Everyone in this band has the same haircut.
It changed the game because middling Canadian musicians such as Alannah Myles were returning with such regularity that we were eventually forced to introduce the term “You’ve been Can-Conned!” As in “Ah ha! Moist again? You’ve been can-conned!” For times when the channel is clearly fulfilling the Canadian content requirements, and viewers from any other country would have no idea what they were seeing.
Speaking of Canadian, nobody got Shania Twain on time, which burned us all because every one of us felt like we should have gotten it. Whenever Shania Twain comes on – often enough, as per my previous point – Mike and Andrew usually talk about how sexy her videos are, Mike saying that the first time he ever saw Shania Twain was her video “Any Man of Mine” and that he immediately dropped his pants and started jerking off. Within 45 seconds, a fan was born.
Tim Rabnett had an entirely more interesting story about Shania Twain, he told us a tale ripped straight out of exactly the kind of romance books I like to furtively read. As Mike reminds me every damn time we hear a Shania Twain song, we all know that she married legendary record producer Mutt Lange, who also produced the inimitable Def Leppard, but did we know what happened next?

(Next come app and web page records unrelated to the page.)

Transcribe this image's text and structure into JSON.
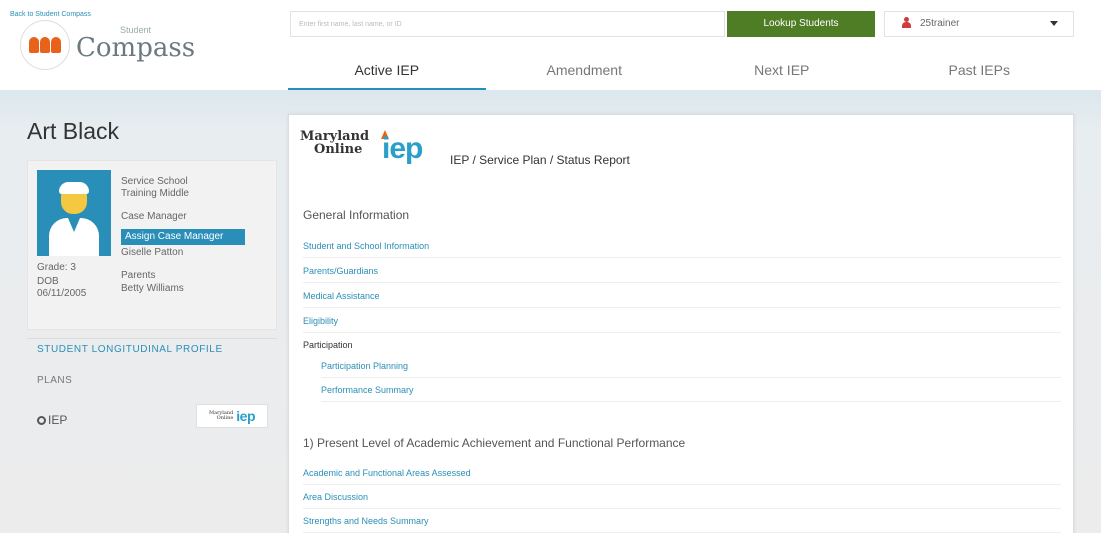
{
  "header": {
    "back_link": "Back to Student Compass",
    "logo_small": "Student",
    "logo_main": "Compass",
    "search_placeholder": "Enter first name, last name, or ID",
    "lookup_button": "Lookup Students",
    "user": "25trainer"
  },
  "tabs": [
    {
      "label": "Active IEP",
      "active": true
    },
    {
      "label": "Amendment",
      "active": false
    },
    {
      "label": "Next IEP",
      "active": false
    },
    {
      "label": "Past IEPs",
      "active": false
    }
  ],
  "student": {
    "name": "Art Black",
    "service_school_label": "Service School",
    "service_school": "Training Middle",
    "case_manager_label": "Case Manager",
    "assign_case_manager": "Assign Case Manager",
    "case_manager": "Giselle Patton",
    "parents_label": "Parents",
    "parents": "Betty Williams",
    "grade": "Grade: 3",
    "dob_label": "DOB",
    "dob": "06/11/2005"
  },
  "sidebar": {
    "longitudinal": "STUDENT LONGITUDINAL PROFILE",
    "plans": "PLANS",
    "iep": "IEP",
    "chip_line1": "Maryland",
    "chip_line2": "Online",
    "chip_logo": "iep"
  },
  "report": {
    "logo_line1": "Maryland",
    "logo_line2": "Online",
    "logo_iep": "iep",
    "title": "IEP / Service Plan / Status Report",
    "general_info": "General Information",
    "links": [
      "Student and School Information",
      "Parents/Guardians",
      "Medical Assistance",
      "Eligibility"
    ],
    "participation": "Participation",
    "participation_links": [
      "Participation Planning",
      "Performance Summary"
    ],
    "section1": "1) Present Level of Academic Achievement and Functional Performance",
    "section1_links": [
      "Academic and Functional Areas Assessed",
      "Area Discussion",
      "Strengths and Needs Summary"
    ]
  },
  "colors": {
    "accent": "#2a8fb8",
    "lookup_green": "#4f7d25",
    "logo_orange": "#e8621a"
  }
}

As Shania Twain eventually revealed to (who else?) Oprah, she found out that her husband Mutt Lange was having an affair with her best friend (and assistant!) Not only that, but that the pain of this betrayal caused her to lose her voice! Shania Twain was no longer able to sing. But don’t worry folks, this story, just like my crappy romance novels, has a happy ending. Shania Twain overcame, she had to take voice lessons and claw her way back, but she did it. Not only that, but she fell in love again, and of course it was with none other than her ex-best friend’s ex-husband. Mutt Lange had an affair Marie Ann Thiebaud, and Shania Twain married Frederick Thiebaud, they essentially switched spouses!
So we’ve finally found a name for our other favorite game, we call it “Twaining.”